ViewBug community member geoffcoleimages has one of the most interesting bios you have ever read. He is a photographer, a preacher and a coroner... and his full bio goes on: "I have been a soldier and an ice cream man, a taxi driver, a lab technician, a warehouse worker, a burger flipper, a hypnotist, a carpenter, a teacher, a ditch digger, a restitution officer, an assembly line worker, a probation officer, a pizza delivery man, a court interpreter, a marriage counselor, and a seller of automobiles, furniture and insurance. I am not done living."

What inspired you to be a photographer?
I spent many hours as a child looking at the captivating images in National Geographic and Life magazines. Seeing the work of those great photographers was my inspiration.

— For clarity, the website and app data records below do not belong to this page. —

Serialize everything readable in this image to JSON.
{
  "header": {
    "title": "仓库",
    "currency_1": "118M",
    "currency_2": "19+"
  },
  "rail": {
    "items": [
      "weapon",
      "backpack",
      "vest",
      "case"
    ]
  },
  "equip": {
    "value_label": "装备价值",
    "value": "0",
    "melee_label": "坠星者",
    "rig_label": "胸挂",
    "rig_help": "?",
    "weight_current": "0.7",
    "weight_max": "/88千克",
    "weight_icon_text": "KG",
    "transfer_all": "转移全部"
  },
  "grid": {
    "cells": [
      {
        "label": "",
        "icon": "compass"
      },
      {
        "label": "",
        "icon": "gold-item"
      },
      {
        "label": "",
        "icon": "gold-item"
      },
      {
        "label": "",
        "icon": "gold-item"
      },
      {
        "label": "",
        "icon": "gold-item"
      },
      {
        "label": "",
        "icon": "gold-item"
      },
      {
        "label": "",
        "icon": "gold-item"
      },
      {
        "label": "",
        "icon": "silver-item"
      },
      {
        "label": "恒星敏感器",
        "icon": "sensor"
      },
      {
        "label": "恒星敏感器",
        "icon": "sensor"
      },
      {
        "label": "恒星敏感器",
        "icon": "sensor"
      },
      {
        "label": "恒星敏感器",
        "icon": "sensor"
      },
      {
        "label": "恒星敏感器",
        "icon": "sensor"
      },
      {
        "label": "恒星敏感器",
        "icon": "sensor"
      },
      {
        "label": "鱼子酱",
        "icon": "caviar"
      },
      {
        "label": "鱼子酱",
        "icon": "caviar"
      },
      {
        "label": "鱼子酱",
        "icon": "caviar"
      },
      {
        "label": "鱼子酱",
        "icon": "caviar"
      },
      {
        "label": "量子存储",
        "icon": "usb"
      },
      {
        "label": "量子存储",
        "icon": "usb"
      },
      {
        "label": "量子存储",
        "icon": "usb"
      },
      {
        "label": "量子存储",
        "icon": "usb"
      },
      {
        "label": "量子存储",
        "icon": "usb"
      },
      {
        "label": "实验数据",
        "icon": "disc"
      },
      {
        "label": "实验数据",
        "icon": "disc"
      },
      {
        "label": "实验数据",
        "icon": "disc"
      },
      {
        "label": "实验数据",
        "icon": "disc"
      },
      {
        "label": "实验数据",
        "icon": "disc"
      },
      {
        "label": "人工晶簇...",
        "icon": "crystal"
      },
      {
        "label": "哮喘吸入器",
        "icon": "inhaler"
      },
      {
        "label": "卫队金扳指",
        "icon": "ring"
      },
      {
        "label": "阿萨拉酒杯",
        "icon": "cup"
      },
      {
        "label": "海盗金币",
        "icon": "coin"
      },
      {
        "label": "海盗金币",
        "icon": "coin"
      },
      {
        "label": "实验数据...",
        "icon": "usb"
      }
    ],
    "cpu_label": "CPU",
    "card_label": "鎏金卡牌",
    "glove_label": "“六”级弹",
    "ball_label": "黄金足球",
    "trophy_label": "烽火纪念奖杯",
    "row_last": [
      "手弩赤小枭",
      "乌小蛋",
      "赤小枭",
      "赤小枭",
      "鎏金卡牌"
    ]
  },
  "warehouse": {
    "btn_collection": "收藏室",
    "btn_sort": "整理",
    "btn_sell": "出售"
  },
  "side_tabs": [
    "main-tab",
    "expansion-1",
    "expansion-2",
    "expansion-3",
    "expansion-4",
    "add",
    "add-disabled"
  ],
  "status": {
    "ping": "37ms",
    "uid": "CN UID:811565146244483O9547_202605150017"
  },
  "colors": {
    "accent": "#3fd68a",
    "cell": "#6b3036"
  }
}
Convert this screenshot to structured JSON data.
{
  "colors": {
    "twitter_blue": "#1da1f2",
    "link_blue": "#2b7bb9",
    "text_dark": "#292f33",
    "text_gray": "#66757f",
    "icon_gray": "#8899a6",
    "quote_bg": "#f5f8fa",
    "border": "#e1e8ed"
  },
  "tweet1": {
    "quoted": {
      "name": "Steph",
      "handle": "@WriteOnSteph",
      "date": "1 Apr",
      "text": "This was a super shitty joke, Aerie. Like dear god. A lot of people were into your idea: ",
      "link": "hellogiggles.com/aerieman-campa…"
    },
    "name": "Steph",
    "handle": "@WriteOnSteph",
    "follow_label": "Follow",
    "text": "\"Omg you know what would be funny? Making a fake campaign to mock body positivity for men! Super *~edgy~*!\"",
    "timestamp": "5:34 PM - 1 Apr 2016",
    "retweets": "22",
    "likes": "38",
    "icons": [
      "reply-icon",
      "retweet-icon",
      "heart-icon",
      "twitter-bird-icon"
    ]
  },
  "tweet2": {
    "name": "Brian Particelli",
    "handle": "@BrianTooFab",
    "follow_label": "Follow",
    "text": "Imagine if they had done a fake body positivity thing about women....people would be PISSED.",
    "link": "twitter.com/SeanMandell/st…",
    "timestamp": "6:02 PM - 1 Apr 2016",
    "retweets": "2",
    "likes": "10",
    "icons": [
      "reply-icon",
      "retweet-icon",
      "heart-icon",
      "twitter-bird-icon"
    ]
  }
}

What was your first camera and what do you shoot with today?
I bought my first camera, a used Yashica Electro rangefinder, when I was fifteen years old. I worked most of the summer in a paint factory outside Mexico City at the Mexican minimum wage of four dollars a day. That first camera was a big purchase.

When someone looks at your photos, what do you want them to take away from it, what are you trying to communicate?
When someone looks at my photos I want them to stop. I want them to linger and look and consider. I want time to stand still for them.

What is it that you love about photography?
It has been said that photography is the marriage of art and science. I love using both sides of my brain in the creative process.

What has photography done for you?
Photography has given me a broader vision of the world and of the human condition. Nothing is commonplace. Just the simple act of framing a shot sets it apart for special consideration.

Do you try to be conceptual or do you prefer to show the feeling behind a photo?
Life is real and timing is important. I find it hard to pose models or set up a still life. Sometimes I will carry the idea of a shot in my head for months until the season or lighting is right. When the vision matches the image I am very satisfied.

How do you describe your style?
The truth of the moment.

If you had to choose one lens which one would it be and why?
I would go with a short telephoto zoom that is razor sharp at all focal lengths, edge-to-edge, and wide open. My walk around lens is just that – a Zuiko 12-60mm f/2.8-4 ED SWD. It’s a remarkable piece of glass when adapted to Micro 4/3.

What are your 3 tips for others who want to become photographers?
First tip, shoot at least fifty shots a day, every day and delete them all except the best one or two. Learn something, try something, do something new every day. Second, learn your camera inside and out. Use it and abuse it until you bump up against its limitations before you even consider buying a better one. Third, learn to post-process your images. That’s the other place where the image is made. A digital darkroom is no less important and effective than the old film darkroom where they dodged and burned and cropped their prints.

Have you received negative feedback from your work? What did you do about it?
I was inspired by a high school science teacher in Mexico who was also a great professional photographer, Lazaro Blanco. My friends Dan and David Sharp, and Chris Inman showed me the fundamentals. I am self-taught over the last forty years.

Raw vs jpg and why?
I always shoot RAW for the increased latitude in post-processing, and to keep a RAW file as a digital negative. I have found myself re-processing certain images years later when I need to convert them to black and white, or crop them to a different format.

What do you carry in your camera bag?
I carry two Olympus E-M1 bodies, M. Zuiko 14-150mm superzoom, Zuiko 9-18mm, Zuiko 12-60mm SWD, and a 50-200mm ED SWD. Also a Canon 6D with a Zuiko 55mm f/1.2 and Metabones Speedbooster for night photography. I also pack a small bag full of Rokinon manual primes and another bag full of Zuiko OM legacy prime lenses which I use regularly on Micro 4/3.

If you could have the gift of a great photographer who would it be and why?
Definitely Robert Capa. Nobody did it better. Nobody could stop the clock like him. I have his Magnum print of Picasso with his infant son in the ocean with water dripping off. Capa must have been in the water waist deep with him in order to get the shot. Very intimate and perfect timing.

What is the most common mistake you see people making when shooting these days?
Placing their subject dead center. Yawn.

What is your dream location to shoot?
Antarctica.

How do you decide on where to shoot a photo?
Sometimes I will scout a location months in advance to be in place when the light and the season is right. Many times I have been out driving and have “seen” the spot and locked up my brakes. Sometimes that perfect spot is right outside my door. Many of my images were made within a mile of my home.

What is next for you? Any planned adventures with your camera?
Not every picture needs to be taken. It’s the unplanned adventures that I look forward to.

What is your goal with your photography?
I have no goal and I make no statements. Life speaks for itself and I record it. It is the privilege of old men to live in their memories, and I have a box full.